As grower-shippers head into peak volume months in Nogales, Ariz., most expect supplies of Mexican vegetables and fruits to rebound quickly from mid-January freezes. But politics and market forces are casting a shadow over the biggest crop crossing the border there — tomatoes.
A few commodities, such as watermelons, may see shortages deep into March. The uncertainty over tomatoes will linger past spring, though.
For one, increases in floor prices of 10 to 20 cents per pound would become typical under draft revisions to the U.S. suspension agreement with Mexico.
The agreement, to be finalized by March 4, is widely opposed in Nogales.
About $1 billion worth of tomatoes crosses the border in Nogales annually.
“If you saw even a 10% or 20% decline, that’s a lot of money,” said Lance Jungmeyer, president of Fresh Produce Association of the Americas.
Less than a year ago, Arizona’s fresh produce industry was swimming in tomatoes. Oversupply seems unlikely to return soon — and politics is not the only reason.
Demand in Mexico has shown signs of strengthening, and export licensing requirements there have toughened. Some importers also see a temporary dip in U.S. demand.
“Movement at retail seems slow,” Jim Cathey, general manager and sales manager at Nogales-based Del Campo Supreme, said Feb. 1.
“To keep profits in the produce department, it’s my opinion they’re taking the tomatoes, peppers and things we have in good supply and applying the markup there. It’s a 100% to 200% return on investment to make up for what they’re not making on high-priced leafy items, it would appear.”
He referred to a rise in lettuce costs following shortages in Arizona and California.
Bulk of crops still to come
Chris Ciruli, partner in Nogales-based Ciruli Bros. LLC, said the freezes that hit northern Mexico in the second week of January will just bring volume on later.
“People think we’ve already had a winter crop, but around 75% of our crop is still to come off in February, March and April,” Ciruli said Jan. 28.
“There’s a tremendous amount of vegetable volume. We’re running in peak season on tomatoes, green and red peppers, eggplant and cucumbers now,” he said.
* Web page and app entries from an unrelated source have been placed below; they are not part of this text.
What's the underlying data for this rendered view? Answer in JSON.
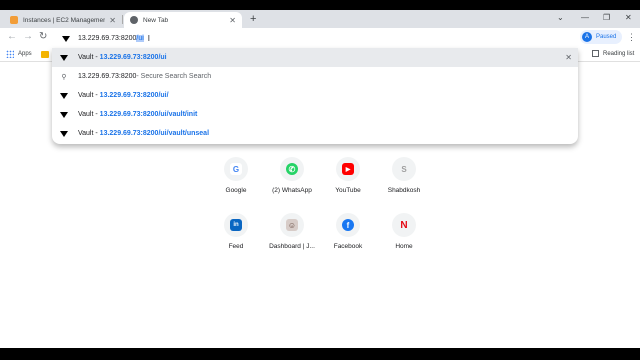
{
  "tabs": [
    {
      "title": "Instances | EC2 Management Co...",
      "favicon_color": "#f29d38"
    },
    {
      "title": "New Tab",
      "favicon_color": "#5f6368"
    }
  ],
  "toolbar": {
    "omnibox_text": "13.229.69.73:8200",
    "omnibox_selected": "/ui",
    "profile_initial": "A",
    "profile_status": "Paused"
  },
  "bookmarks": {
    "apps_label": "Apps",
    "reading_list_label": "Reading list"
  },
  "suggestions": [
    {
      "icon": "vault-icon",
      "prefix": "Vault - ",
      "url": "13.229.69.73:8200",
      "tail": "/ui",
      "highlighted": true
    },
    {
      "icon": "search-icon",
      "prefix": "",
      "url": "13.229.69.73:8200",
      "tail": " - Secure Search Search",
      "highlighted": false
    },
    {
      "icon": "vault-icon",
      "prefix": "Vault - ",
      "url": "13.229.69.73:8200",
      "tail": "/ui/",
      "highlighted": false
    },
    {
      "icon": "vault-icon",
      "prefix": "Vault - ",
      "url": "13.229.69.73:8200",
      "tail": "/ui/vault/init",
      "highlighted": false
    },
    {
      "icon": "vault-icon",
      "prefix": "Vault - ",
      "url": "13.229.69.73:8200",
      "tail": "/ui/vault/unseal",
      "highlighted": false
    }
  ],
  "shortcuts": [
    {
      "label": "Google",
      "letter": "G",
      "color": "#4285f4"
    },
    {
      "label": "(2) WhatsApp",
      "letter": "✆",
      "color": "#25d366"
    },
    {
      "label": "YouTube",
      "letter": "▶",
      "color": "#ff0000"
    },
    {
      "label": "Shabdkosh",
      "letter": "S",
      "color": "#9e9e9e"
    },
    {
      "label": "Feed",
      "letter": "in",
      "color": "#0a66c2"
    },
    {
      "label": "Dashboard | J...",
      "letter": "☺",
      "color": "#8d6e63"
    },
    {
      "label": "Facebook",
      "letter": "f",
      "color": "#1877f2"
    },
    {
      "label": "Home",
      "letter": "N",
      "color": "#e50914"
    }
  ]
}
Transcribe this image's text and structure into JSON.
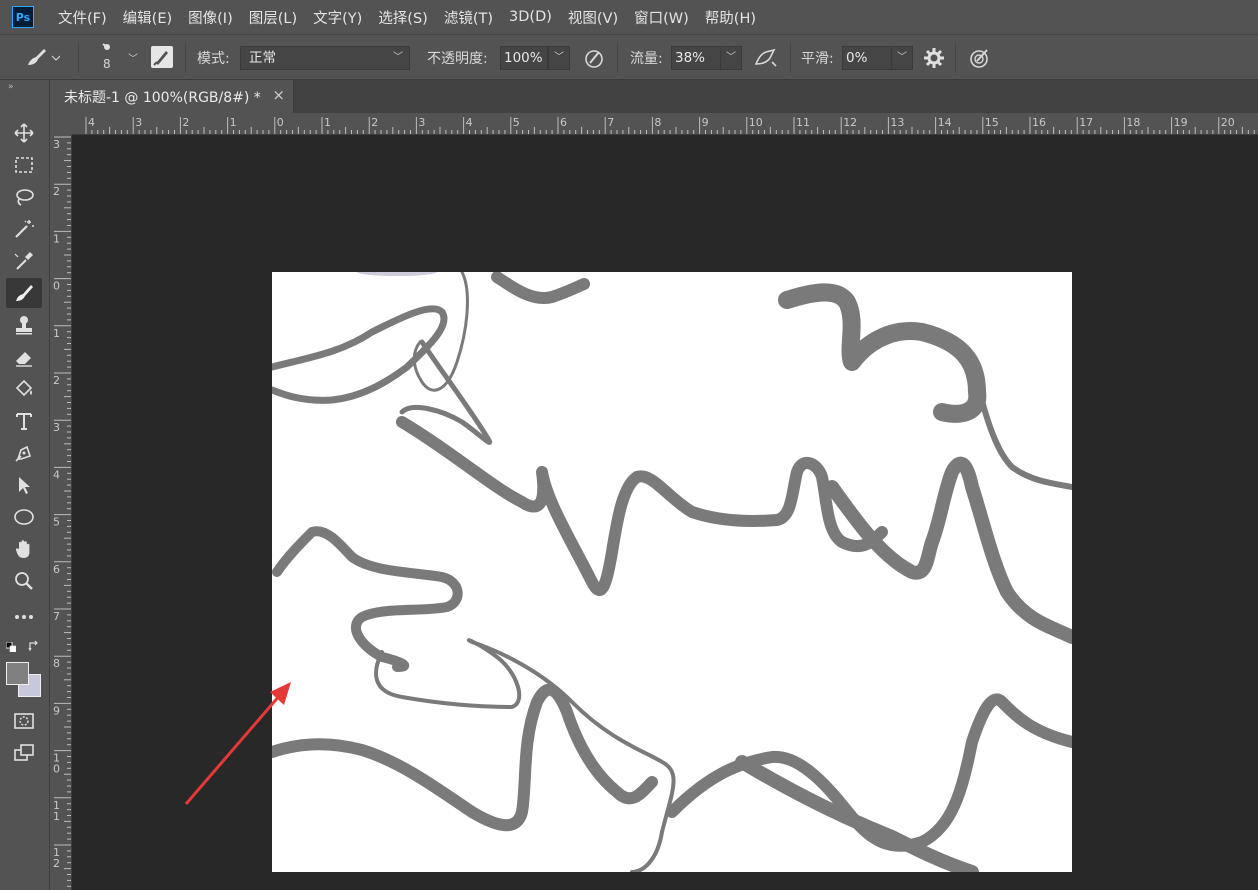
{
  "app": {
    "logo": "Ps"
  },
  "menu": [
    "文件(F)",
    "编辑(E)",
    "图像(I)",
    "图层(L)",
    "文字(Y)",
    "选择(S)",
    "滤镜(T)",
    "3D(D)",
    "视图(V)",
    "窗口(W)",
    "帮助(H)"
  ],
  "options": {
    "brush_size": "8",
    "mode_label": "模式:",
    "mode_value": "正常",
    "opacity_label": "不透明度:",
    "opacity_value": "100%",
    "flow_label": "流量:",
    "flow_value": "38%",
    "smooth_label": "平滑:",
    "smooth_value": "0%"
  },
  "document": {
    "tab_title": "未标题-1 @ 100%(RGB/8#) *",
    "close_glyph": "×"
  },
  "ruler": {
    "horizontal": [
      "4",
      "3",
      "2",
      "1",
      "0",
      "1",
      "2",
      "3",
      "4",
      "5",
      "6",
      "7",
      "8",
      "9",
      "10",
      "11",
      "12",
      "13",
      "14",
      "15",
      "16",
      "17",
      "18",
      "19",
      "20"
    ],
    "vertical": [
      "3",
      "2",
      "1",
      "0",
      "1",
      "2",
      "3",
      "4",
      "5",
      "6",
      "7",
      "8",
      "9",
      "1\n0",
      "1\n1",
      "1\n2"
    ]
  },
  "tools": [
    "move-icon",
    "marquee-icon",
    "lasso-icon",
    "magic-wand-icon",
    "eyedropper-icon",
    "brush-icon",
    "stamp-icon",
    "eraser-icon",
    "paint-bucket-icon",
    "type-icon",
    "pen-icon",
    "path-select-icon",
    "ellipse-icon",
    "hand-icon",
    "zoom-icon",
    "more-icon"
  ],
  "colors": {
    "foreground": "#808080",
    "background": "#c8c8dc",
    "stroke": "#7a7a7a",
    "arrow": "#e53935"
  }
}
Ciruli Bros. expects to start harvesting its ataulfo mangoes under the Champagne label starting soon after Presidents’ Day, Feb. 18, in Chiapas.
Farmer’s Best International, also of Nogales, expects to start its ataulfos in late February.
Prime Time International director of marketing Mike Aiton said colored peppers suffered minimal weather damage and are peaking now through mid-March as usual.
Prime Time has more than doubled last year’s acreage of mini peppers.
“Vegetable, tomato and row-crop people in Mexico have not experienced anything like the row crops and vegetables in Yuma and Coachella,” Aiton said Jan. 28. “The Mexican market is fairly stable.”
Vancouver-based marketer The Oppenheimer Group also reports normal peak bell pepper volume from Divemex production sites in Etzatlan and Culiacan that escaped the cold.
More of Guadalajara-based Divemex’s production will appear under the Fair Trade label, as certified hectares have increased to 139 from 72 in 2011.
Oppenheimer’s Mexico bells run through May. The marketer also launched an organic heirloom tomato program in October that’s expected to run until June.
As January ended, Crown Jewels Produce was just starting to see good quantities on cucumbers, said Luis Corella, director of Mexican produce.
Squash was tight, he said, as it was for most shippers.
Zucchini f.o.b. prices were mostly $28 for 4/7 bushel cartons on Feb. 13.
Between its acquisition of new growers and warming weather, Crown Jewels expects to boost package count for all vegetable items 25% to 30% this spring from last spring
“Price on cucumbers is probably average, but it’s a nice average compared to the last couple of years,” said Greg Cardamone, general manager of vegetables for L&M Cos. Inc.
Production generally lagged on vegetables, Cardamone said.
“Everybody’s behind,” he said Feb. 4. “Growers will catch up. We’ll have the same yields, just later. Probably late February or early March.”
Mexican watermelons could be the slowest to recoup volume, as that crop was hit not just by cold in the north but rains and mildew to the south.
Volume was down as much as 70% from typical February levels, said Brent Harrison, president of Nogales-based Al Harrison Co.
“The watermelon industry will definitely see a hit in volume for the next couple months,” Harrison said.
He forecast high prices through March with little relief expected from Central American supply.
Honeydews also sustained damage in January’s weather.